The ORHAB Partnership was conceived in June 1999 by local residents and coastal communities in response to seemingly random closures of shellfish harvest due to outbreaks of marine biotoxins including paralytic shellfish toxins and domoic acid. Local resource managers and other partners joined with ocean scientists to protect public health on the Washington coast by establishing a comprehensive monitoring and research program to better understand the underlying dynamics of harmful algal blooms (HABs). These research efforts, originally funded by NOAA, have been underway since the summer of 2000 with funding from NOAA’s National Centers for Coastal Ocean Science, transitioned to State funding starting in 2003 through a surcharge to State shellfish licenses. Tribal governments support their own internal monitoring programs and work cooperatively with state and academic ORHAB partners.
ORHAB shares knowledge with local communities on the Olympic Peninsula of the Washington State coast, empowering tribal and state managers to make scientifically-based decisions about managing and mitigating harmful algal bloom (HAB) impacts on coastal fishery resources.
Sharing a common need to better understand the underlying dynamics of these disruptive events, a regional partnership was formed of tribal and non-tribal community leaders, businesses, and state and federal resource managers and researchers. Together they joined to form ORHAB- a regional forum to collaboratively seek answers.

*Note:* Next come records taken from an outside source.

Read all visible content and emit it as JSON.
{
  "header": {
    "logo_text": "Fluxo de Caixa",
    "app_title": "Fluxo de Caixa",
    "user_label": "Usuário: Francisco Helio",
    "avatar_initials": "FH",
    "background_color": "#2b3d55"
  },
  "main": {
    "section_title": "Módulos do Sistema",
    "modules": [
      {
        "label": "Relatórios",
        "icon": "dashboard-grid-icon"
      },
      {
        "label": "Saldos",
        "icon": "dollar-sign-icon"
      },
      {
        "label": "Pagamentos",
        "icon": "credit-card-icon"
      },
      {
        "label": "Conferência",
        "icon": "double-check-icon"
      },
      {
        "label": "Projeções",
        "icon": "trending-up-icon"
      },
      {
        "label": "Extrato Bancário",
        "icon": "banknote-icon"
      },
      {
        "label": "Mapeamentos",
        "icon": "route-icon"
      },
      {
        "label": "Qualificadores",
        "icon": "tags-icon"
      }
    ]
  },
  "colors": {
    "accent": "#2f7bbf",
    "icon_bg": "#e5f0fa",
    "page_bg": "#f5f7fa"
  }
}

To date, ORHAB project has prevented commercial product recalls, limited the occurrences of recreationally-harvested clams that must be destroyed, and lessened the impact from the loss of tourism dollars to local economies associated with short-notice recreational harvest closures and public notice of toxic events. This collaboration offers a model for reducing overall costs of HAB monitoring by taking advantage of the resources of our many partners. The formation of working relationships among the region’s agencies leads to better communication, collaboration and supporting monitoring costs with local funding.

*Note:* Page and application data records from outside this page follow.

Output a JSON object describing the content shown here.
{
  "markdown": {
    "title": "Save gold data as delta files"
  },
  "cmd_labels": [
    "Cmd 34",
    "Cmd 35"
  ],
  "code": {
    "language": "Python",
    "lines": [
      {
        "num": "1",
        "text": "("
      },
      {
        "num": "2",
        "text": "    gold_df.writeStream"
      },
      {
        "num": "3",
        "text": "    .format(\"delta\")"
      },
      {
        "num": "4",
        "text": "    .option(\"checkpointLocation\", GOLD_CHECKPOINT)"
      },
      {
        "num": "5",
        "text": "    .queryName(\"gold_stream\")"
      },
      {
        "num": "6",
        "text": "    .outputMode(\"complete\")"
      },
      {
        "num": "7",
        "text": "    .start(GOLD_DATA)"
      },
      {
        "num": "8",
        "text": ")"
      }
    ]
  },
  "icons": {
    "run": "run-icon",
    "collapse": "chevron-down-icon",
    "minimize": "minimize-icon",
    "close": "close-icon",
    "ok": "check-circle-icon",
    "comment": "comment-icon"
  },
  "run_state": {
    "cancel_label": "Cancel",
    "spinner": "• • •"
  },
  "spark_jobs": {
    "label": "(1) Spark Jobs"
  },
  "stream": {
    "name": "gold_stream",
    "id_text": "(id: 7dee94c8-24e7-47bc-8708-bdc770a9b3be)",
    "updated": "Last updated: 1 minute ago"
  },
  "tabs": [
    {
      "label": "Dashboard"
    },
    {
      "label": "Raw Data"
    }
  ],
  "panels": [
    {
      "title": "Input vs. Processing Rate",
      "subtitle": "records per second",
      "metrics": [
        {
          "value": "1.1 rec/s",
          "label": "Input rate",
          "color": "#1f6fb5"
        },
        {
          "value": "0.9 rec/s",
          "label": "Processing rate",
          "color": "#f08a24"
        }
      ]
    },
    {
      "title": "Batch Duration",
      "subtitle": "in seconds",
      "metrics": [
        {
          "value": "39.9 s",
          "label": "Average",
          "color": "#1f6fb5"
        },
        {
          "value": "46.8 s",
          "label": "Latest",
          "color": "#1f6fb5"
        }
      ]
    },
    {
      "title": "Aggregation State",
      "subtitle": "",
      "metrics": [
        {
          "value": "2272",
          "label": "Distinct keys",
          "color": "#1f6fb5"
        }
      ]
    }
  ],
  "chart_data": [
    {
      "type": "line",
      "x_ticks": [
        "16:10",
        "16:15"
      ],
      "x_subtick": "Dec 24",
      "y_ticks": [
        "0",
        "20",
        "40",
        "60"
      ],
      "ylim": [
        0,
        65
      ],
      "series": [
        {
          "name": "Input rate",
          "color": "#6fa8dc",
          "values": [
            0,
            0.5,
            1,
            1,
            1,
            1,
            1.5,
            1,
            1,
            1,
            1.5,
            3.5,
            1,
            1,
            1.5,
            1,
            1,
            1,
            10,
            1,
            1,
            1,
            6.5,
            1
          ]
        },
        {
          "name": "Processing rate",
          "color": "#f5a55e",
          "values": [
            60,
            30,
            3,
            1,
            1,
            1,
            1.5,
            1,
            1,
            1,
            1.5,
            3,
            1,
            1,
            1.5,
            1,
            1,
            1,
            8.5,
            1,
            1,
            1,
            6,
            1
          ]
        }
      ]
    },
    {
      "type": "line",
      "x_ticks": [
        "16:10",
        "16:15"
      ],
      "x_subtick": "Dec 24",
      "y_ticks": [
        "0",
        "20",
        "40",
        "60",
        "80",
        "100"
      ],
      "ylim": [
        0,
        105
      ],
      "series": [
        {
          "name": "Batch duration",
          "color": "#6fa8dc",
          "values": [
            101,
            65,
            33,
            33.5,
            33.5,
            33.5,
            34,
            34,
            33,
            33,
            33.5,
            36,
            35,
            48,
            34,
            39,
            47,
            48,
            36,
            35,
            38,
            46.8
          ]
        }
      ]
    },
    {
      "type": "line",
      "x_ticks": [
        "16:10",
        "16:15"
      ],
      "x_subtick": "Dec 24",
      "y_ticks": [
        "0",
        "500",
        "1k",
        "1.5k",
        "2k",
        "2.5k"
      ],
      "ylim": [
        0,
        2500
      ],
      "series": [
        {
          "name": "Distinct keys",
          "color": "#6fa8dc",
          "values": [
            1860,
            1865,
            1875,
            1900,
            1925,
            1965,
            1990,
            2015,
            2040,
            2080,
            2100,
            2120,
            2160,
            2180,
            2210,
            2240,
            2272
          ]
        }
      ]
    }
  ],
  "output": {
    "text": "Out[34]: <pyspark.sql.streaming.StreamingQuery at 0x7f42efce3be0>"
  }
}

Benefits to Managers
Because the ORHAB project provides weekly phytoplankton levels at several beach locations, the Washington State Dept of Health (WDOH) has allowed the Dept of Fish and Wildlife and tribal managers to reduce the number of razor clam samples to be tested prior to beach opening for harvest. This results in reduced cost and faster analysis. Prior to ORHAB, four days was needed to test clams for toxins and to post results. Now, because of WDFW’s and tribe’s strong collaboration with other partners, results are posted in only two days.